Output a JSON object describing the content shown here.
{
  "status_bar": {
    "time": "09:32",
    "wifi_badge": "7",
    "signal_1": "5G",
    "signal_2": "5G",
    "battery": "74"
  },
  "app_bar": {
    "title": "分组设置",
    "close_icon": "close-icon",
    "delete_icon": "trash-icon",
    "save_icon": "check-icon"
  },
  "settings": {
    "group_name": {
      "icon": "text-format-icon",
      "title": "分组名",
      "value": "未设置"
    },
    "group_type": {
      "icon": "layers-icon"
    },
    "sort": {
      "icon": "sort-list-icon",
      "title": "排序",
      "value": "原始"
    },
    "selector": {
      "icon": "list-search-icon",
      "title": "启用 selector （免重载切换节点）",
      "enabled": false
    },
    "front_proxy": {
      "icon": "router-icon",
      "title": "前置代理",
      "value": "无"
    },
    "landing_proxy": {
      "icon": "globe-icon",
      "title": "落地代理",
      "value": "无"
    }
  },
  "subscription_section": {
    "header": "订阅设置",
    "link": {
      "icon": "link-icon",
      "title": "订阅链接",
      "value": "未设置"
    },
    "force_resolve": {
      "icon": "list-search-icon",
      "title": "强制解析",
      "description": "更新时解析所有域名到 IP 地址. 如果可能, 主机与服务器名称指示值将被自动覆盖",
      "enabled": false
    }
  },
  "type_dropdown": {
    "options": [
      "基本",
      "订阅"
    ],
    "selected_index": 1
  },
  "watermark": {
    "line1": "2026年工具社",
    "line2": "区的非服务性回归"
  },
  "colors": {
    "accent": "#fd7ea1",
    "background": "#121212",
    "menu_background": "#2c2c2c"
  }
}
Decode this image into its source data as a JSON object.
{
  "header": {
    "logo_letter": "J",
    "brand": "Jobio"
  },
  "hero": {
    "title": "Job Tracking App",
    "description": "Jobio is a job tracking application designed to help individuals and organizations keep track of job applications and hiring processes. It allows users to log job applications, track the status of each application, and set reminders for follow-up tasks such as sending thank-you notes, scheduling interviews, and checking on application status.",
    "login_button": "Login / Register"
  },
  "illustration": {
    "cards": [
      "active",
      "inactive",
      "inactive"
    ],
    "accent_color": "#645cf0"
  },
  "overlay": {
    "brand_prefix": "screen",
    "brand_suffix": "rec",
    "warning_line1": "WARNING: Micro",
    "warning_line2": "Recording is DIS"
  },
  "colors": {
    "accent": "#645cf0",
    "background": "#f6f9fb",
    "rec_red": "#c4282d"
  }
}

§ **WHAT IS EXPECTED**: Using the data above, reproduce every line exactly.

§ **ANSWER BOX**:
Output a JSON object describing the content shown here.
{
  "status_bar": {
    "time": "09:32",
    "wifi_badge": "7",
    "signal_1": "5G",
    "signal_2": "5G",
    "battery": "74"
  },
  "app_bar": {
    "title": "分组设置",
    "close_icon": "close-icon",
    "delete_icon": "trash-icon",
    "save_icon": "check-icon"
  },
  "settings": {
    "group_name": {
      "icon": "text-format-icon",
      "title": "分组名",
      "value": "未设置"
    },
    "group_type": {
      "icon": "layers-icon"
    },
    "sort": {
      "icon": "sort-list-icon",
      "title": "排序",
      "value": "原始"
    },
    "selector": {
      "icon": "list-search-icon",
      "title": "启用 selector （免重载切换节点）",
      "enabled": false
    },
    "front_proxy": {
      "icon": "router-icon",
      "title": "前置代理",
      "value": "无"
    },
    "landing_proxy": {
      "icon": "globe-icon",
      "title": "落地代理",
      "value": "无"
    }
  },
  "subscription_section": {
    "header": "订阅设置",
    "link": {
      "icon": "link-icon",
      "title": "订阅链接",
      "value": "未设置"
    },
    "force_resolve": {
      "icon": "list-search-icon",
      "title": "强制解析",
      "description": "更新时解析所有域名到 IP 地址. 如果可能, 主机与服务器名称指示值将被自动覆盖",
      "enabled": false
    }
  },
  "type_dropdown": {
    "options": [
      "基本",
      "订阅"
    ],
    "selected_index": 1
  },
  "watermark": {
    "line1": "2026年工具社",
    "line2": "区的非服务性回归"
  },
  "colors": {
    "accent": "#fd7ea1",
    "background": "#121212",
    "menu_background": "#2c2c2c"
  }
}
Decode this image into its source data as a JSON object.
{
  "header": {
    "logo_letter": "J",
    "brand": "Jobio"
  },
  "hero": {
    "title": "Job Tracking App",
    "description": "Jobio is a job tracking application designed to help individuals and organizations keep track of job applications and hiring processes. It allows users to log job applications, track the status of each application, and set reminders for follow-up tasks such as sending thank-you notes, scheduling interviews, and checking on application status.",
    "login_button": "Login / Register"
  },
  "illustration": {
    "cards": [
      "active",
      "inactive",
      "inactive"
    ],
    "accent_color": "#645cf0"
  },
  "overlay": {
    "brand_prefix": "screen",
    "brand_suffix": "rec",
    "warning_line1": "WARNING: Micro",
    "warning_line2": "Recording is DIS"
  },
  "colors": {
    "accent": "#645cf0",
    "background": "#f6f9fb",
    "rec_red": "#c4282d"
  }
}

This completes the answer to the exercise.